In a week of demonstrations and protests, something different
It was yet another in a week of demonstrations and protests, but the gathering in the downtown plaza Friday morning was like no other.
The gathering was billed “White Coats for Black Lives” and that alone set it apart.
The crowd was different, mostly medical personnel, doctors, nurses, caregivers from local hospitals and practices. Most wore masks. Social distancing was the norm. The speeches were few and short.
The most powerful statement, in fact, was silence. Eight minutes 46 seconds of silence as the crowd knelt. The same amount of time the police officer in Minneapolis knelt on George Floyd's neck.
It was -- in a way -- the intersection of the two crises facing the country, each in their own way revealing the divisions and persistent inequities in America today.
Local surgeon Dr. LaDawn Talbot noted local doctors often treat law enforcement officers.
"We are expected to treat everyone, every patient with the utmost care and respect and not discriminate. Whether or not they are combative. Whether not they are on drugs. Whether they have mental illness and are acting irrationally. We still uphold the same standard of care to do no harm and we want the police to do the same for us."
"I hope the community understands that it's not just one case of criminal justice reform, but it's a lot of different areas where there's disparity," said Reno City Councilman Oscar Delgado. "Public health is one of them."
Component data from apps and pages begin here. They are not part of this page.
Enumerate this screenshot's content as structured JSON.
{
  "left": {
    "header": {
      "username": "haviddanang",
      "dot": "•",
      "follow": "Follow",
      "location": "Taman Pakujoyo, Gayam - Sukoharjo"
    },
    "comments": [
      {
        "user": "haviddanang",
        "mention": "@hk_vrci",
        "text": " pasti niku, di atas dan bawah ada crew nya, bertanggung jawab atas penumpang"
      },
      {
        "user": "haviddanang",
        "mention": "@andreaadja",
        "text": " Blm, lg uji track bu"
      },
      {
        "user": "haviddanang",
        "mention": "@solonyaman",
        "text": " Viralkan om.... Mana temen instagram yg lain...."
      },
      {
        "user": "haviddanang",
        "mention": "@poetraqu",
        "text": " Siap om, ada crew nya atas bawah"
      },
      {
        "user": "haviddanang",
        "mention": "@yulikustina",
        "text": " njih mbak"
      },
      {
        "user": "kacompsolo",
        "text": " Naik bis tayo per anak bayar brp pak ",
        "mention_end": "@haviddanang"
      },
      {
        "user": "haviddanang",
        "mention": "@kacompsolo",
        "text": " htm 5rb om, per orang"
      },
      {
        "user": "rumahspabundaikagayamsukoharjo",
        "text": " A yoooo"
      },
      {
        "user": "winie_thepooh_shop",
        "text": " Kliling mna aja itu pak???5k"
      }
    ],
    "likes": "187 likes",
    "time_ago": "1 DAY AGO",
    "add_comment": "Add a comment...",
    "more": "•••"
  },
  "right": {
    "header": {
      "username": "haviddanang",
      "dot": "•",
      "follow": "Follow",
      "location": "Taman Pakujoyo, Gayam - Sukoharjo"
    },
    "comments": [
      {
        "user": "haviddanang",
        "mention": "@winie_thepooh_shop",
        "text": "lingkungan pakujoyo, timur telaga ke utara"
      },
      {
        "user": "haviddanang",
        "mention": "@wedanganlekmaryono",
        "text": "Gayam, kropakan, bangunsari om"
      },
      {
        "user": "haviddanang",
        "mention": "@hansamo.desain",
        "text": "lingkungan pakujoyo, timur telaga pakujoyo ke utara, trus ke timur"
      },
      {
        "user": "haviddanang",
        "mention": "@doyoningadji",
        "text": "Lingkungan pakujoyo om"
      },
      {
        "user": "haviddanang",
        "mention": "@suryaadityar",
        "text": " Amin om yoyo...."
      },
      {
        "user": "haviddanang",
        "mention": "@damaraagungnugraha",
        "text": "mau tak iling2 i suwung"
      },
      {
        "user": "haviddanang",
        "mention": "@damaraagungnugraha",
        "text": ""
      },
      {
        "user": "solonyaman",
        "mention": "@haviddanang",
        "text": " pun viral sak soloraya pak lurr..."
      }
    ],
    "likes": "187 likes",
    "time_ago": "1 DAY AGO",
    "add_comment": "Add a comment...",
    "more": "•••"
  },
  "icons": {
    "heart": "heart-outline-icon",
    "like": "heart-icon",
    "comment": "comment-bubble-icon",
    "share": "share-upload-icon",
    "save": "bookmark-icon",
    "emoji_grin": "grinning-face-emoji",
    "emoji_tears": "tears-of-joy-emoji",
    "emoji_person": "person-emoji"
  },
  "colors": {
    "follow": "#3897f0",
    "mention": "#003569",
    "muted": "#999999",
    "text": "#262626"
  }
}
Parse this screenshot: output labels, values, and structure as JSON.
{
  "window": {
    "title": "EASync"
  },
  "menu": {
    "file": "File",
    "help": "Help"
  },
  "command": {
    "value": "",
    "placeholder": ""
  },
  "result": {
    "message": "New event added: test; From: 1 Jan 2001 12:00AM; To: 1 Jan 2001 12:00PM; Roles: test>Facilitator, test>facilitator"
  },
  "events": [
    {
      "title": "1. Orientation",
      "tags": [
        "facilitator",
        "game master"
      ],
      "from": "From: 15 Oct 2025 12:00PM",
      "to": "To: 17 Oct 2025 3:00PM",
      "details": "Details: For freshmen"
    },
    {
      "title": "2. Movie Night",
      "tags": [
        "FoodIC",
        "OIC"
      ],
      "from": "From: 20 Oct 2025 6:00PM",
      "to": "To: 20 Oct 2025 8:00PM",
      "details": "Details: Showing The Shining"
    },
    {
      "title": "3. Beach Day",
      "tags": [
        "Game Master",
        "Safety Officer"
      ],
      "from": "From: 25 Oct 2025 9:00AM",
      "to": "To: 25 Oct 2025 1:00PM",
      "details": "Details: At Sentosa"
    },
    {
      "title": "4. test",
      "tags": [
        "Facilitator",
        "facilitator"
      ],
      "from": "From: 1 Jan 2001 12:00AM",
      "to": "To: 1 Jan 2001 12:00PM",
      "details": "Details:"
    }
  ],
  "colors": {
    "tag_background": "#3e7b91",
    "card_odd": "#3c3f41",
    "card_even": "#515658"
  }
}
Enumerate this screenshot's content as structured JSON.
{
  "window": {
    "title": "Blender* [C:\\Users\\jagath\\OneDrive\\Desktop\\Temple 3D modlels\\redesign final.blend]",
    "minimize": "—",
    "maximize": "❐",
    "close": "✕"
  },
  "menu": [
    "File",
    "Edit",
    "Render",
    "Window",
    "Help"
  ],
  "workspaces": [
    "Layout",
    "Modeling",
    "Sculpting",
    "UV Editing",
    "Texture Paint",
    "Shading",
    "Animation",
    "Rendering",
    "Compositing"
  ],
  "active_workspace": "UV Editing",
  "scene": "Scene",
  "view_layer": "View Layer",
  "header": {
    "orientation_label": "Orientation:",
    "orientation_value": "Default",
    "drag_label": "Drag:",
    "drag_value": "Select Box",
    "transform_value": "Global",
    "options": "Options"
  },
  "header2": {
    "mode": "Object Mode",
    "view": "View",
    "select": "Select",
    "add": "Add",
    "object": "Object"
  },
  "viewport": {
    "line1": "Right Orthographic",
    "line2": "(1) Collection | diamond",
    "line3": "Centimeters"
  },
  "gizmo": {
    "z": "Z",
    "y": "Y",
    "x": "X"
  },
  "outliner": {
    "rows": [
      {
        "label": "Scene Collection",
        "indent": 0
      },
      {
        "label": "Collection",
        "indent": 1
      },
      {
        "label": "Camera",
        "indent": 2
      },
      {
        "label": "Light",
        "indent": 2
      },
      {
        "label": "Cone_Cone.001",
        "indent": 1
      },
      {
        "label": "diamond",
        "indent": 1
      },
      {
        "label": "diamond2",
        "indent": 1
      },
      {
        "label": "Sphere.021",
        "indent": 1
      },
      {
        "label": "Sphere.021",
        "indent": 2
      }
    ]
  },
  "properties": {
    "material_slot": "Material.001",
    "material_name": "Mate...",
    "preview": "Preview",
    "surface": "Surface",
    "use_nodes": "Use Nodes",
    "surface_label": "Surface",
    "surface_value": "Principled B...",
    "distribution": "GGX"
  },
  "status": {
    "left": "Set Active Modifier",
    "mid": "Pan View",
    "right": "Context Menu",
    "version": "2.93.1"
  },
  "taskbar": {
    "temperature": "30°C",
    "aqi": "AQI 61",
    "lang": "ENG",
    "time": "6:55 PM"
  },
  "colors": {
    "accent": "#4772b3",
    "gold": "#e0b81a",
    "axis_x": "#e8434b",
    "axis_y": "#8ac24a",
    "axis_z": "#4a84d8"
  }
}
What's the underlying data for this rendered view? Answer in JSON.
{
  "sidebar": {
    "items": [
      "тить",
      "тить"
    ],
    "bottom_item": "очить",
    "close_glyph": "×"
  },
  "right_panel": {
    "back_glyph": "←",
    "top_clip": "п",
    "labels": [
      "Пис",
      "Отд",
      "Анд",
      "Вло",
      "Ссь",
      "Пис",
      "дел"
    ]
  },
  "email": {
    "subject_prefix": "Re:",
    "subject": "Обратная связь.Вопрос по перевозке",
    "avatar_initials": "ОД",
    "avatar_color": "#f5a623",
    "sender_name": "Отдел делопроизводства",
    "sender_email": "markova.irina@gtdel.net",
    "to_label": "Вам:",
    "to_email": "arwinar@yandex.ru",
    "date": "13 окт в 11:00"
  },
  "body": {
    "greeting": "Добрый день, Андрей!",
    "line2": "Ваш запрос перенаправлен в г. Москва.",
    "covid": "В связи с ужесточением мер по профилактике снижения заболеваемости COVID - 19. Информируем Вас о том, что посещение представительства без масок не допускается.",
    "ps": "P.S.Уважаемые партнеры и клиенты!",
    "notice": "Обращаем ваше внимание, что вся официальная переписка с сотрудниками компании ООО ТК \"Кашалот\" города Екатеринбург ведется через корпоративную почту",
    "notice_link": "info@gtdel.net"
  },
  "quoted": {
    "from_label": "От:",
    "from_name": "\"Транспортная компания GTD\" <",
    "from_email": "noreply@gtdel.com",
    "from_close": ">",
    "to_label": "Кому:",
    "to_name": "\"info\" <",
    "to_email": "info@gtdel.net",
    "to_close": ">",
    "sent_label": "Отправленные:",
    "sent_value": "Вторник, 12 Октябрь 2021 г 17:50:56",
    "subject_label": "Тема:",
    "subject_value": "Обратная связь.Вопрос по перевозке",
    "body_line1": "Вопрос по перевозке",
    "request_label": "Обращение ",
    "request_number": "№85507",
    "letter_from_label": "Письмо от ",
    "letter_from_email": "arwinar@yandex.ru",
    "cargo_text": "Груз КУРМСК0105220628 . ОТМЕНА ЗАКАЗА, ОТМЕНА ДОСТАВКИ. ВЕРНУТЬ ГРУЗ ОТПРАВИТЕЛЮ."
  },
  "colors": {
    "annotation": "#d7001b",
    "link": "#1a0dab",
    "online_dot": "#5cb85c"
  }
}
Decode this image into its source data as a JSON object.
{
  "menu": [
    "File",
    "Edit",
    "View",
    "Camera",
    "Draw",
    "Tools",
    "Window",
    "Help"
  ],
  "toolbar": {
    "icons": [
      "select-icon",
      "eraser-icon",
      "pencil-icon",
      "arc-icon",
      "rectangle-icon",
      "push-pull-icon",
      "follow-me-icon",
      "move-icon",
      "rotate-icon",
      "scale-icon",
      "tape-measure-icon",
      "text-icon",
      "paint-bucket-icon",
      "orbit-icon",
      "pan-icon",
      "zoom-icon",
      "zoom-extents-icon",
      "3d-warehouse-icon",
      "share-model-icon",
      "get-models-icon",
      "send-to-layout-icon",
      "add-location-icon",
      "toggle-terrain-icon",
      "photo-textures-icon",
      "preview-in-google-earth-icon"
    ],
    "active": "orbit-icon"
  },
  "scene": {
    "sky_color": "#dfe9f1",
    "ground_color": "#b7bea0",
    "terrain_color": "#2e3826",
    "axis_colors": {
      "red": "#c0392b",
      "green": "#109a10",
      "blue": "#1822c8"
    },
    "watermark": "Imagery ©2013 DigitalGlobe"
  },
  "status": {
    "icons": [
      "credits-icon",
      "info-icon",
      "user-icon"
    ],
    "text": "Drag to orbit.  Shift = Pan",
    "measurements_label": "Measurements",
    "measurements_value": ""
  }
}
Dr. Bayo Curry-Winchell. the Urgent Care medical director at St. Mary's Regional Medical Center, encouraged by the hospital's administration, organized the event:
"It's unfortunate that it takes one event after the other event for people to notice the injustice that's happening in our community. I have a three-year-old and a five-year-old and I want them to be treated the same wherever they go."